Castlevania: Lords Of Shadow review – Kojima-influenced reboot topples even the mighty Kratos
I’m only going to mention God Of War once. And that’s to say that this is better. More surprises, greater variety, satisfying combat and the sense that it never stops trying to impress you. It’s the kind of experience where you look back on early levels and can’t believe they were in the same game because they feel like a lifetime ago. In terms of the story, progression and changing settings, this is more on par with Uncharted 2 than the efforts of the tall, bald and angry one.
Castlevania: Lords Of Shadow review
It all starts with killing, and it doesn’t really stop. Early on, plot is happily skipped over to keep the action coming thick and fast. Monsters are sliced. There are chases, breathtaking views and soaring music. It doesn’t matter that you don’t know much about what’s going on. Like a movie that refuses to get to the titles until it’s blown up at least one helicopter, you’re instantly hooked and along for the ride.
Where you’re going is explained later, but by then you’re knee-deep in werewolf guts and hours into honing your fighting skills.

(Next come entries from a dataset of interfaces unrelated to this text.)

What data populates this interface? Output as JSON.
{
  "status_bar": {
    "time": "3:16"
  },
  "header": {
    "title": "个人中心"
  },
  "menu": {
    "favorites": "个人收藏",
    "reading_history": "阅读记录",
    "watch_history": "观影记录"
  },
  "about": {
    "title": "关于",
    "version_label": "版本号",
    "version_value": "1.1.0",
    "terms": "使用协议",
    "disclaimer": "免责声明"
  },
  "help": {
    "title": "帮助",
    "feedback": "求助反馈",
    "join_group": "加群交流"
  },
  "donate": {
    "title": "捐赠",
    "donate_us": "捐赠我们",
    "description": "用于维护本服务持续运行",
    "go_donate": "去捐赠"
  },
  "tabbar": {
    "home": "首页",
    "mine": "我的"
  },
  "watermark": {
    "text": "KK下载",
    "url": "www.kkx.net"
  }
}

All you need to know is that hero Gabriel’s wife is dead, he’s really angry and he’s set out to do something about it. Something nasty.

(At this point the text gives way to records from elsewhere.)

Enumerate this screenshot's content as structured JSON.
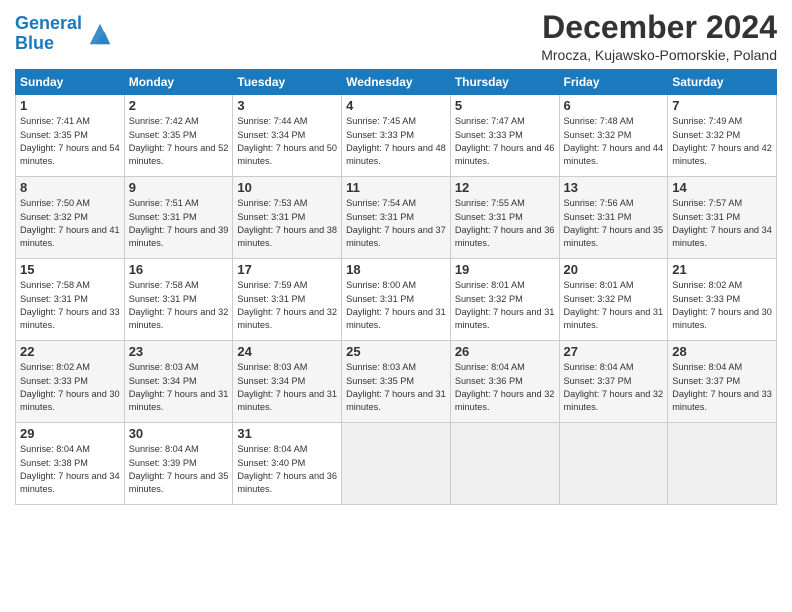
{
  "header": {
    "logo_line1": "General",
    "logo_line2": "Blue",
    "title": "December 2024",
    "subtitle": "Mrocza, Kujawsko-Pomorskie, Poland"
  },
  "weekdays": [
    "Sunday",
    "Monday",
    "Tuesday",
    "Wednesday",
    "Thursday",
    "Friday",
    "Saturday"
  ],
  "weeks": [
    [
      {
        "day": "1",
        "sunrise": "Sunrise: 7:41 AM",
        "sunset": "Sunset: 3:35 PM",
        "daylight": "Daylight: 7 hours and 54 minutes."
      },
      {
        "day": "2",
        "sunrise": "Sunrise: 7:42 AM",
        "sunset": "Sunset: 3:35 PM",
        "daylight": "Daylight: 7 hours and 52 minutes."
      },
      {
        "day": "3",
        "sunrise": "Sunrise: 7:44 AM",
        "sunset": "Sunset: 3:34 PM",
        "daylight": "Daylight: 7 hours and 50 minutes."
      },
      {
        "day": "4",
        "sunrise": "Sunrise: 7:45 AM",
        "sunset": "Sunset: 3:33 PM",
        "daylight": "Daylight: 7 hours and 48 minutes."
      },
      {
        "day": "5",
        "sunrise": "Sunrise: 7:47 AM",
        "sunset": "Sunset: 3:33 PM",
        "daylight": "Daylight: 7 hours and 46 minutes."
      },
      {
        "day": "6",
        "sunrise": "Sunrise: 7:48 AM",
        "sunset": "Sunset: 3:32 PM",
        "daylight": "Daylight: 7 hours and 44 minutes."
      },
      {
        "day": "7",
        "sunrise": "Sunrise: 7:49 AM",
        "sunset": "Sunset: 3:32 PM",
        "daylight": "Daylight: 7 hours and 42 minutes."
      }
    ],
    [
      {
        "day": "8",
        "sunrise": "Sunrise: 7:50 AM",
        "sunset": "Sunset: 3:32 PM",
        "daylight": "Daylight: 7 hours and 41 minutes."
      },
      {
        "day": "9",
        "sunrise": "Sunrise: 7:51 AM",
        "sunset": "Sunset: 3:31 PM",
        "daylight": "Daylight: 7 hours and 39 minutes."
      },
      {
        "day": "10",
        "sunrise": "Sunrise: 7:53 AM",
        "sunset": "Sunset: 3:31 PM",
        "daylight": "Daylight: 7 hours and 38 minutes."
      },
      {
        "day": "11",
        "sunrise": "Sunrise: 7:54 AM",
        "sunset": "Sunset: 3:31 PM",
        "daylight": "Daylight: 7 hours and 37 minutes."
      },
      {
        "day": "12",
        "sunrise": "Sunrise: 7:55 AM",
        "sunset": "Sunset: 3:31 PM",
        "daylight": "Daylight: 7 hours and 36 minutes."
      },
      {
        "day": "13",
        "sunrise": "Sunrise: 7:56 AM",
        "sunset": "Sunset: 3:31 PM",
        "daylight": "Daylight: 7 hours and 35 minutes."
      },
      {
        "day": "14",
        "sunrise": "Sunrise: 7:57 AM",
        "sunset": "Sunset: 3:31 PM",
        "daylight": "Daylight: 7 hours and 34 minutes."
      }
    ],
    [
      {
        "day": "15",
        "sunrise": "Sunrise: 7:58 AM",
        "sunset": "Sunset: 3:31 PM",
        "daylight": "Daylight: 7 hours and 33 minutes."
      },
      {
        "day": "16",
        "sunrise": "Sunrise: 7:58 AM",
        "sunset": "Sunset: 3:31 PM",
        "daylight": "Daylight: 7 hours and 32 minutes."
      },
      {
        "day": "17",
        "sunrise": "Sunrise: 7:59 AM",
        "sunset": "Sunset: 3:31 PM",
        "daylight": "Daylight: 7 hours and 32 minutes."
      },
      {
        "day": "18",
        "sunrise": "Sunrise: 8:00 AM",
        "sunset": "Sunset: 3:31 PM",
        "daylight": "Daylight: 7 hours and 31 minutes."
      },
      {
        "day": "19",
        "sunrise": "Sunrise: 8:01 AM",
        "sunset": "Sunset: 3:32 PM",
        "daylight": "Daylight: 7 hours and 31 minutes."
      },
      {
        "day": "20",
        "sunrise": "Sunrise: 8:01 AM",
        "sunset": "Sunset: 3:32 PM",
        "daylight": "Daylight: 7 hours and 31 minutes."
      },
      {
        "day": "21",
        "sunrise": "Sunrise: 8:02 AM",
        "sunset": "Sunset: 3:33 PM",
        "daylight": "Daylight: 7 hours and 30 minutes."
      }
    ],
    [
      {
        "day": "22",
        "sunrise": "Sunrise: 8:02 AM",
        "sunset": "Sunset: 3:33 PM",
        "daylight": "Daylight: 7 hours and 30 minutes."
      },
      {
        "day": "23",
        "sunrise": "Sunrise: 8:03 AM",
        "sunset": "Sunset: 3:34 PM",
        "daylight": "Daylight: 7 hours and 31 minutes."
      },
      {
        "day": "24",
        "sunrise": "Sunrise: 8:03 AM",
        "sunset": "Sunset: 3:34 PM",
        "daylight": "Daylight: 7 hours and 31 minutes."
      },
      {
        "day": "25",
        "sunrise": "Sunrise: 8:03 AM",
        "sunset": "Sunset: 3:35 PM",
        "daylight": "Daylight: 7 hours and 31 minutes."
      },
      {
        "day": "26",
        "sunrise": "Sunrise: 8:04 AM",
        "sunset": "Sunset: 3:36 PM",
        "daylight": "Daylight: 7 hours and 32 minutes."
      },
      {
        "day": "27",
        "sunrise": "Sunrise: 8:04 AM",
        "sunset": "Sunset: 3:37 PM",
        "daylight": "Daylight: 7 hours and 32 minutes."
      },
      {
        "day": "28",
        "sunrise": "Sunrise: 8:04 AM",
        "sunset": "Sunset: 3:37 PM",
        "daylight": "Daylight: 7 hours and 33 minutes."
      }
    ],
    [
      {
        "day": "29",
        "sunrise": "Sunrise: 8:04 AM",
        "sunset": "Sunset: 3:38 PM",
        "daylight": "Daylight: 7 hours and 34 minutes."
      },
      {
        "day": "30",
        "sunrise": "Sunrise: 8:04 AM",
        "sunset": "Sunset: 3:39 PM",
        "daylight": "Daylight: 7 hours and 35 minutes."
      },
      {
        "day": "31",
        "sunrise": "Sunrise: 8:04 AM",
        "sunset": "Sunset: 3:40 PM",
        "daylight": "Daylight: 7 hours and 36 minutes."
      },
      null,
      null,
      null,
      null
    ]
  ]
}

The core of the game, then, is fighting. Swirly, slashy violence using the Combat Cross – a long, spiky chain whip that arcs around you. To start with that’s all you get, plus some throwing knives, a dodge and a block. It simple, but that’s because it’s there to teach you the basics. Perfecting these is a pleasure in its own right as you learn to dive clear of attacks, unleash your own on some hapless monster and time blocks to stun enemies.
But it doesn’t stop there. Throughout the game you’re given light magic to replenish health as you attack, shadow magic to power up blows, a glove for punching, the grenade-like holy water and more. All these weapons can be manipulated by using different types of magic – knives thrown with shadow magic explode, and holy water used with light magic creates a protective shield.
Combos change too, so not only do you unlock moves as you play, you also find new ways to use them against increasingly dangerous enemies. It approaches an RPG-like level of strategy as you face monsters and work out the best way of ripping them into chunks.
And if that was it, you’d have a pretty good fighting game in its own right. But Castlevania constantly finds new ways to keep you clutching your DualShock. It starts with a few titan battles – huge Shadow Of The Colossus-style creatures that you have to clamber up in order to kill.
They feel like massive set-pieces, and are hugely satisfying when you finally down them, but they’re small potatoes in the grand scheme of Castlevania. Small potatoes that crush entire villages underfoot, admittedly, but there are more impressive and angrier things to come.